Ahead of Gov. Ralph Northam’s anti-gun agenda becoming law, Virginians flocked to gun stores to stock up. According to the Richmond Times-Dispatch, background checks in the state more than doubled when compared to June of 2019.

Estimated firearm sales based on mandatory criminal background checks on buyers have smashed monthly records this year — first in March with 80,228 transactions, and again in June with 81,204 transactions, according to newly released figures from the Virginia Firearms Transaction Center, which electronically conducts the checks on state retail gun purchases.

The June figure is the highest monthly total on record for any month since state police began tracking the data in 1990. It represents an increase of 157% over the number of transactions conducted during the same month in 2019.

Through June, there have been 410,493 firearm transactions in Virginia in 2020. That’s 74,000 shy of the total for all of 2019, when 484,550 were conducted. If the current trend continues, Virginia will break the annual record of 505,722 transactions set in 2016.

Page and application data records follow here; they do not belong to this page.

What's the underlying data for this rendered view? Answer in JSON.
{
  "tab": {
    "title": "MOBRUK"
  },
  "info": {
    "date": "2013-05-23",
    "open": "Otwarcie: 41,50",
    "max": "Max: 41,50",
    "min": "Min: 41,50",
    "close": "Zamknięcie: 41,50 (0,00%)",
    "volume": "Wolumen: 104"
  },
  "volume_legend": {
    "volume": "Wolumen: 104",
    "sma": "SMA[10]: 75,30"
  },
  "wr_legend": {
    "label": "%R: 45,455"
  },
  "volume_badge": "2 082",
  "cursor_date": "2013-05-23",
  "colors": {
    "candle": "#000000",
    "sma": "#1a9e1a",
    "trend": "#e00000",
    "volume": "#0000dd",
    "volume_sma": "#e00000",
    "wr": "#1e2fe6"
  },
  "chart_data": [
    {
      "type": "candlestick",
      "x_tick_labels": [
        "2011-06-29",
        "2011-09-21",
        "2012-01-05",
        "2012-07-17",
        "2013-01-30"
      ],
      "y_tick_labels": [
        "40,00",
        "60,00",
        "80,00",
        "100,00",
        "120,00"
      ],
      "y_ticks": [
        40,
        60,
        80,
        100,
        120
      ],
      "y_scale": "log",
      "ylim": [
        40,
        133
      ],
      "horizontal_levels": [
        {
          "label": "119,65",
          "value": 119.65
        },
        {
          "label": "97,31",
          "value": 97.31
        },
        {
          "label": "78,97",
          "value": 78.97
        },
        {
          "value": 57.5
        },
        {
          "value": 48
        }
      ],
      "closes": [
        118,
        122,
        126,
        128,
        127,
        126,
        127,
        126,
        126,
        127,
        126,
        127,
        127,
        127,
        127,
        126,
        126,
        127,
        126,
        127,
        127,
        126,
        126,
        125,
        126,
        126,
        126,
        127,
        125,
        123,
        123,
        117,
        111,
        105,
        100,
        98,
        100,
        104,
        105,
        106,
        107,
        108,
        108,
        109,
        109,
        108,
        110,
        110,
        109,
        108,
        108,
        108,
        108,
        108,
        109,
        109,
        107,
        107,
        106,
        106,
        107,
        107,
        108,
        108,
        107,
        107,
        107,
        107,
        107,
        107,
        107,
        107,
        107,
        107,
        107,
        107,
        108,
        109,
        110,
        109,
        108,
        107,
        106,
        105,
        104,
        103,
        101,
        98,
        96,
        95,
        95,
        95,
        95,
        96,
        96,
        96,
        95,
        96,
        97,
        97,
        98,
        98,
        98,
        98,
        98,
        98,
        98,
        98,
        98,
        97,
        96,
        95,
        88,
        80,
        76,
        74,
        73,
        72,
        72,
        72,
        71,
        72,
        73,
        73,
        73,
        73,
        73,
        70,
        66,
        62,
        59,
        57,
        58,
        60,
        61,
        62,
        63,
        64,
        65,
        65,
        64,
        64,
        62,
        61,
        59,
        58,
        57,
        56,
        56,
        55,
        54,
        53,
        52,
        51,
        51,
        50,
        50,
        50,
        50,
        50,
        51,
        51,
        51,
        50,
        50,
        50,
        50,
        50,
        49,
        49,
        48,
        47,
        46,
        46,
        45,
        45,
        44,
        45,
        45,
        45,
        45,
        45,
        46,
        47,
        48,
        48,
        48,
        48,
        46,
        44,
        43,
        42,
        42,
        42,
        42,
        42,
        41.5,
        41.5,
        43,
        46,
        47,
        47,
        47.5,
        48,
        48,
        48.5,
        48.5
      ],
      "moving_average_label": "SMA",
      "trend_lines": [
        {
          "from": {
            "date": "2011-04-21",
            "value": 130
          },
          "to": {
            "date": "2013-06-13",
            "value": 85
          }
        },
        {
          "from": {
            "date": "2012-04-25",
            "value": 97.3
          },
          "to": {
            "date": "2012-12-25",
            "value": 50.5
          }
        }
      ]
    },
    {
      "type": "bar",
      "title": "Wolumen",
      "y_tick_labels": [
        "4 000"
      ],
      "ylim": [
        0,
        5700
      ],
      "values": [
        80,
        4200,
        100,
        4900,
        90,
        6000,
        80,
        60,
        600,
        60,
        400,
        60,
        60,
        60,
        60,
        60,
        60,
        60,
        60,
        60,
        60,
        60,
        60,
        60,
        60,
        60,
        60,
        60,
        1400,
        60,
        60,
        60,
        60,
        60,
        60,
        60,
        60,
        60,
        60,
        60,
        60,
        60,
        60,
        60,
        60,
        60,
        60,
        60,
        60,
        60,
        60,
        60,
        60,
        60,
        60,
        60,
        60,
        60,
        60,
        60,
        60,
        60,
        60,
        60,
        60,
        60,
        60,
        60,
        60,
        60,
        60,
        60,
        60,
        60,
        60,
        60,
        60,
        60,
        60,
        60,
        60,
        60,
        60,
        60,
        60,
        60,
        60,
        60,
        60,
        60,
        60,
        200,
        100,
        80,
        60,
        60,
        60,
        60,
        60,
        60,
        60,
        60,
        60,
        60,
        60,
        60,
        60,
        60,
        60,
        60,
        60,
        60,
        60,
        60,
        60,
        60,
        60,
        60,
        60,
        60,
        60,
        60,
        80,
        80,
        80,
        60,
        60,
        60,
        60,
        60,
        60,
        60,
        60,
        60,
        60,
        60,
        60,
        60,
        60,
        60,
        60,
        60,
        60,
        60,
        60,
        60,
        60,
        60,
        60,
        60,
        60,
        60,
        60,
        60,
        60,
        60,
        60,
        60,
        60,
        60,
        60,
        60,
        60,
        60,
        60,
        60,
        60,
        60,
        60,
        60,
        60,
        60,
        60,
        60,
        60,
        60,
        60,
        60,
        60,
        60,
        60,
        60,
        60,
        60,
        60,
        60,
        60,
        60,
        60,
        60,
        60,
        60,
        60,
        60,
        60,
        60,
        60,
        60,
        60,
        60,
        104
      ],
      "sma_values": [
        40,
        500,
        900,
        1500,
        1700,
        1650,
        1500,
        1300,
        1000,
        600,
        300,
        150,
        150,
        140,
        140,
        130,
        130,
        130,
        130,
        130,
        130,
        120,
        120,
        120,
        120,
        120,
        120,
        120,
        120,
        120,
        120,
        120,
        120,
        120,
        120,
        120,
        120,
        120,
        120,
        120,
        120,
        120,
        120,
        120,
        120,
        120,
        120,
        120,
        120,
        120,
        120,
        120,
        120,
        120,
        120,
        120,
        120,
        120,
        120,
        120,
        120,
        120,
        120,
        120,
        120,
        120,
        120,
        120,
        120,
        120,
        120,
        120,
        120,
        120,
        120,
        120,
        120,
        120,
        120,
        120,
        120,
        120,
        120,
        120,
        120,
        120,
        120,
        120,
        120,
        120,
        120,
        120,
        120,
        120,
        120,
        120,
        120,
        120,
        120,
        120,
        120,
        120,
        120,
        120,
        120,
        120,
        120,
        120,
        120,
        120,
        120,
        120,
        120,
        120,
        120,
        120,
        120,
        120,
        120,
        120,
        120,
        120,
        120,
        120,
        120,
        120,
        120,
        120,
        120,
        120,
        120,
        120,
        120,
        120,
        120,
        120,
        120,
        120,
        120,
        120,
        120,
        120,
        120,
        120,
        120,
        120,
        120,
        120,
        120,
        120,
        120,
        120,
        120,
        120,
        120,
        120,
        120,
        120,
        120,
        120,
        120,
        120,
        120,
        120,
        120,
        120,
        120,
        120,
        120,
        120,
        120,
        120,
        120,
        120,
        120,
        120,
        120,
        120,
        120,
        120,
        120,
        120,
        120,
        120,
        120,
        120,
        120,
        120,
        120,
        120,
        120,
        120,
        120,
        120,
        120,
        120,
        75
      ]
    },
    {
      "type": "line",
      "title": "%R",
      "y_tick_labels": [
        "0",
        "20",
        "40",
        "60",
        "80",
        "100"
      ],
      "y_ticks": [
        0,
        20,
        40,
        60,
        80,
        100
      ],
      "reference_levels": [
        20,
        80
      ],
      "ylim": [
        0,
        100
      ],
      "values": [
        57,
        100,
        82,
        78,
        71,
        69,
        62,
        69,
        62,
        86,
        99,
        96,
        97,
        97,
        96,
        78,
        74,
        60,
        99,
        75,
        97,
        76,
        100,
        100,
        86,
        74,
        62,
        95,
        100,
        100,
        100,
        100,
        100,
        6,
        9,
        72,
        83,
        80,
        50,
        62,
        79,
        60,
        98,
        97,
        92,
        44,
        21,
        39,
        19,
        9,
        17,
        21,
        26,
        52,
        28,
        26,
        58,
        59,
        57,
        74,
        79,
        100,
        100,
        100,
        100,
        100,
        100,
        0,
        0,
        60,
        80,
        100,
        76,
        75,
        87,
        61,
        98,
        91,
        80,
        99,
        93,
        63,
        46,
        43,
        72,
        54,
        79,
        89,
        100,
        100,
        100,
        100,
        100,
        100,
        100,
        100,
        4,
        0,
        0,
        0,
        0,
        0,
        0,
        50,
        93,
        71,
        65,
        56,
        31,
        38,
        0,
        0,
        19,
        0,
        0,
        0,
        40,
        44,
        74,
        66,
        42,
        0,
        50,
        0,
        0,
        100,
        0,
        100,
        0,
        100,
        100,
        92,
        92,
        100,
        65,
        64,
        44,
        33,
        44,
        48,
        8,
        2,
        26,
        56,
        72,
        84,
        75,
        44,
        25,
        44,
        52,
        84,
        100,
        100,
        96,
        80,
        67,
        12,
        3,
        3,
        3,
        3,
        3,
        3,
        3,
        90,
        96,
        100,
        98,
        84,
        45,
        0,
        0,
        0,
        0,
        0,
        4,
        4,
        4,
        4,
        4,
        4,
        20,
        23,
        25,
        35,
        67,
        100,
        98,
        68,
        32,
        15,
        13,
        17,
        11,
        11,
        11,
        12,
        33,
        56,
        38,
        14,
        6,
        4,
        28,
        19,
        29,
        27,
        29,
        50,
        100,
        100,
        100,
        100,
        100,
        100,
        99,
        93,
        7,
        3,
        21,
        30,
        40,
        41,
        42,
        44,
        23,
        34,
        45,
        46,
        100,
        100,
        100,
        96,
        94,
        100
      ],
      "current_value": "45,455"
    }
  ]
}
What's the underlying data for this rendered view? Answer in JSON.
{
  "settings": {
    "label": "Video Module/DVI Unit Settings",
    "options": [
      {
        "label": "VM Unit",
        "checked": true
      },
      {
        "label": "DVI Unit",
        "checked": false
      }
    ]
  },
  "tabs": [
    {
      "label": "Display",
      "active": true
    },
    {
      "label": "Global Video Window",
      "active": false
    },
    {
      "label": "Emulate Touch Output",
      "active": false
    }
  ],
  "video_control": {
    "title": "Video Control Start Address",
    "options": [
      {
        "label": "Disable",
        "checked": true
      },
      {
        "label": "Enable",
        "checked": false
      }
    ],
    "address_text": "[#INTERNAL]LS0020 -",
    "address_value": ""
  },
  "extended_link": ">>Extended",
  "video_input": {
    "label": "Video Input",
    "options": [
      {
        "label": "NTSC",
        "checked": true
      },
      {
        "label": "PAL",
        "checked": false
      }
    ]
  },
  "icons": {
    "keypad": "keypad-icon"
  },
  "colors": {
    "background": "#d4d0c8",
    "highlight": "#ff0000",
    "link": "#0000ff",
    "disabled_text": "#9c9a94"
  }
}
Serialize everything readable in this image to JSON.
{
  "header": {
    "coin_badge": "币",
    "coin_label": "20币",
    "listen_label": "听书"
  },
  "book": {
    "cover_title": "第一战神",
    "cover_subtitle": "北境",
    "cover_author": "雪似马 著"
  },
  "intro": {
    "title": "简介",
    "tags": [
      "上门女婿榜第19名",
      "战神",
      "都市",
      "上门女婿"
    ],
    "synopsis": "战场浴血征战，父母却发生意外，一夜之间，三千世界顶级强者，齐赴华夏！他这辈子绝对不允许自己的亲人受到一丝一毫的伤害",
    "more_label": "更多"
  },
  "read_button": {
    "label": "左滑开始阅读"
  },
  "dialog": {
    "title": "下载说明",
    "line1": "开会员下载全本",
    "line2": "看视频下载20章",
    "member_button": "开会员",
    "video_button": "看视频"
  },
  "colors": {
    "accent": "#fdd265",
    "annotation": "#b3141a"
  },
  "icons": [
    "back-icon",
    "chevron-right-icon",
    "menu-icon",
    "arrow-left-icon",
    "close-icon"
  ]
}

I think it’s safe to say that we’re going to smash the record set back in 2016, and Gov. Northam can take some, but not all, of the credit. His new laws, and concern that Democrats will push a gun and magazine ban during a special session that’s expected to take place later this year, have absolutely prompted some in the state to become a gun owner for the very first time. Add in the concerns over an increase in violence and calls to defund police, and you’ve got a recipe for record gun sales.

“It’s a perfect storm,” said Joshua Jennings, owner of Guns, Gear & Ammo in the Danville-Martinsville area.

In just the first six months of this year, Jennings said sales have been so extraordinary that “we’ve had to buy two times what we bought all of last year, just to keep stuff in stock.”

“We’ve had some unusual buys, and what I mean by that is buyers who ordinarily would not statistically be likely to enter a gun store,” Jennings said.

That includes many first-time buyers, who Jennings estimated account for one in 10 of his customers. “And we’re getting somewhere between 40 and 45% of those people who are completely and totally unfamiliar with firearms,” he said.

Now that indoor ranges across the state have reopened, it should be a little easier for the folks who are unfamiliar with their new gun to get some hands-on training, which I highly recommend. I say a “little” easier, because I expect those ranges are going to be pretty crowded. The rise in crime in places like Richmond, which saw a 400% increase in shootings in June, coupled with the continued concern over economic uncertainty brought about by the coronavirus pandemic, will likely lead the surge in gun purchases and gun ownership to continue in the months ahead.